      • Happyspanners

        Though it was probably more beneficial for FDR to stay as president throughout the war.

        • inconspicuous detective


      • Limesy

        Realistically, George Washington was the FARTHEST from being an authoritarian ruler, especially when compared to every other President. Also, saying that FDR essentially threw out term limits is ignoring the political and social landscape of the time and forgetting the law (or lack thereof) in regards to term limits. Prior to FDR’s 4 terms as president, there was no law restricting the president to any sort of term limit. It was not until after he had passed away that President Truman decreed a limit of only two terms. The only reason that any presidents prior to FDR abided by a two term limit was because of George Washington’s belief that the president’s time in office should be restricted, so as to keep the fluidity and change in policies to a routine. This was merely a standard that was up held by the next 30 Presidents, in respect to not only Washington, but to the respect that Washington himself had for the position.

        • Eoghan-Tony Dwyer

          I know George Washington was far from authoritarian. I’m trying to lampoon the fact that America is basically the modern equivalent of an empire, ergo George Washington was the first emperor. Also, FDR was arguably the greatest president and I dont think that anyone could say that his 4 term rule was undeserved

          • Limesy

            My comment wasn’t directed to you. Take notice to the little arrow in between the names of the contributers.

        • inconspicuous detective

          i know. i’m saying GW as the first leader was akin to the “emperor” of the new world. FDR violated unwritten and respected rules, and while it was beneficial it still wasn’t absolutely necessary. to sum it up, yea you’re right and i’m wrong.

          • Limesy

            I wasn’t saying you were wrong, I was just engaging in discussion. I’m just a history nerd with a degree in politics, I simply can’t help myself on Listverse when I read half truths and exaggerations. A lot of the time people confuse my comments for arrogance and that is not my intent. I didn’t spend 100k and all that time in the library for nothing, just want to spread some knowledge.
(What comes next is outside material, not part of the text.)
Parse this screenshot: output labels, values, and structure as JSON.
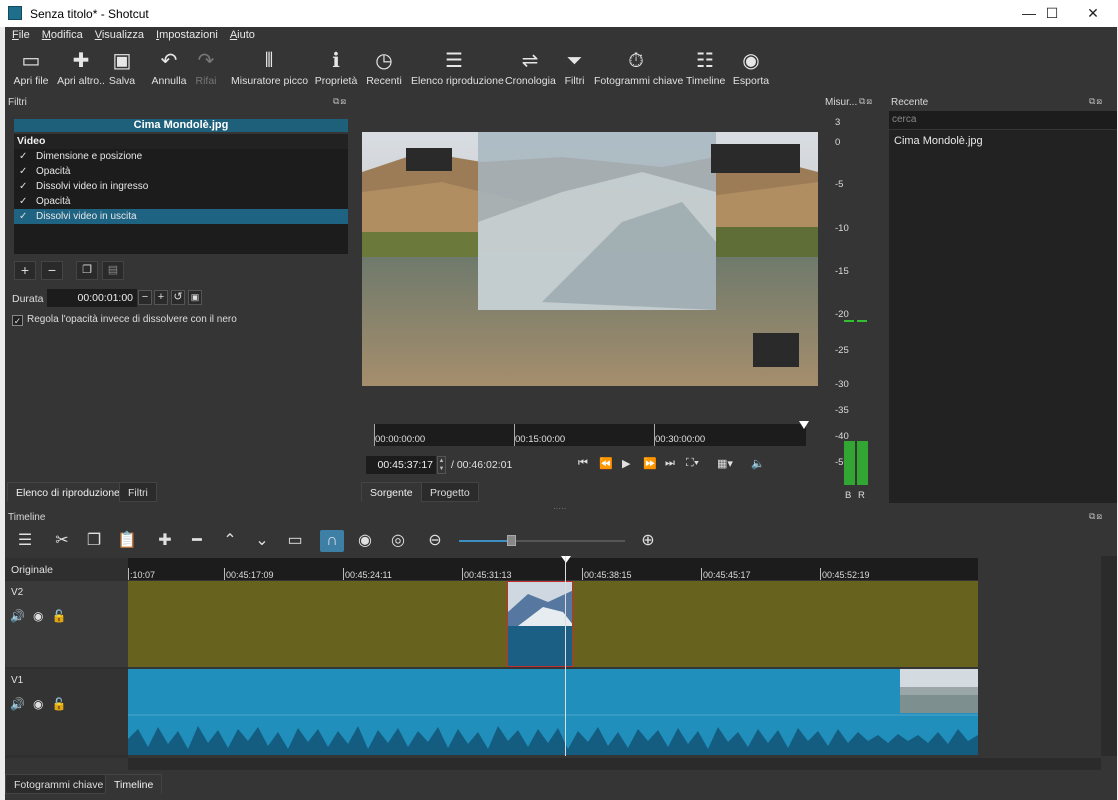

Don’t back down so easily 🙂

          • inconspicuous detective

            you must understand mate, i’ve been getting alot of backlash for not recognizing when i’m wrong and i admit that i don’t often see it. i mean i don’t mind being wrong but when it’s pointed out to me i’m stubborn enough to need to have it proven more than once. either way, i would think someone who kinda took control and remained in office the way FDR did would be more like an emperor than many other leaders we’ve had. though i could probably find a better example…..andrew jackson (a personal favorite historical figure of mine) would be better i think.

  • Arjan Hut

    Emperor Norton Records, now I get it!

  • Spartacross

    The Emperor of the United States is not fictional. He is real.

    His treasurers run the Federal reserve.

  • Jesse M.

    Obama: N.D.A.A., Benghazi, Operation Fast and Furious, IRS political targeting, Wall St. Mega Bank bailouts, Monsanto Protection Act, Drone Strikes in Yemen and Pakistan, just to name a few. You Americans can proudly say you have your 2nd Emperor! It’s a shame my Grandfather lives in Maryland and I love the USA, but i don’t go as often anymore because I don’t like Obama’s TSA Legion grabbing my balls and groping old ladies.

    • Limesy


    • MissKingdomVII

      You need your meds.